Despite its reputation for generosity to strangers, Ireland has been slow to institutionalise giving: we have some 164 entities (including memorial trusts) devoted to philanthropy, or one per 30,000 Irish citizens. Other countries of a similar size have many more philanthropic foundations.
Philanthropies in Ireland take various institutional forms, and we follow international standards in classifying them as community foundations, corporate foundations, family foundations, independent foundations, operating philanthropies, philanthropic intermediaries, payroll-giving schemes.
Some – especially the larger ones – derive their income from fund-raising, most have been established with an endowment, and a few operate a hybrid endowment/fundraising model.
We have included the corporate giving of private firms only where this is made through a separate foundation in Ireland – in future reports we hope to be able to capture more evidence of giving in Ireland by multi-national foundations.
Learn more about Irish philanthropies.
The Atlantic Philanthropies – whose aggregate giving of €1bn made such an impact in advocacy, early learning, higher education, human rights, research and voluntarism in Ireland since the 1990s – has now fully spent down and exited the field.
Most Irish philanthropies are small, with only 12 distributing funds in excess of €1m per annum (according to available data). Of these, one is a community foundation, one is a corporate foundation, two are family foundations, two are independent foundations, three are operating foundations and three are philanthropic intermediaries that we know of.
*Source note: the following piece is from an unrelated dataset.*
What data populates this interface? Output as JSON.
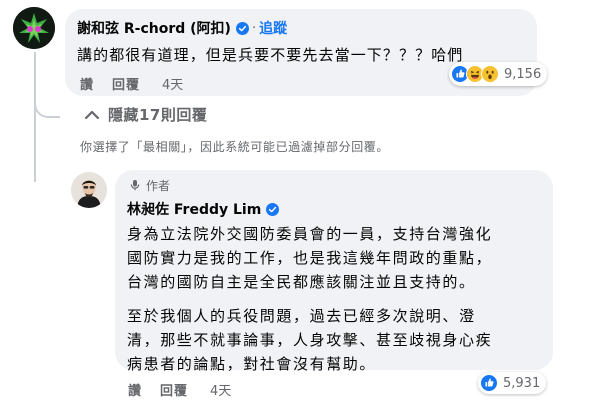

Using reported expenditure from 22 philanthropies in 2019, we have analysed the scale, profile and targets of their giving in Ireland.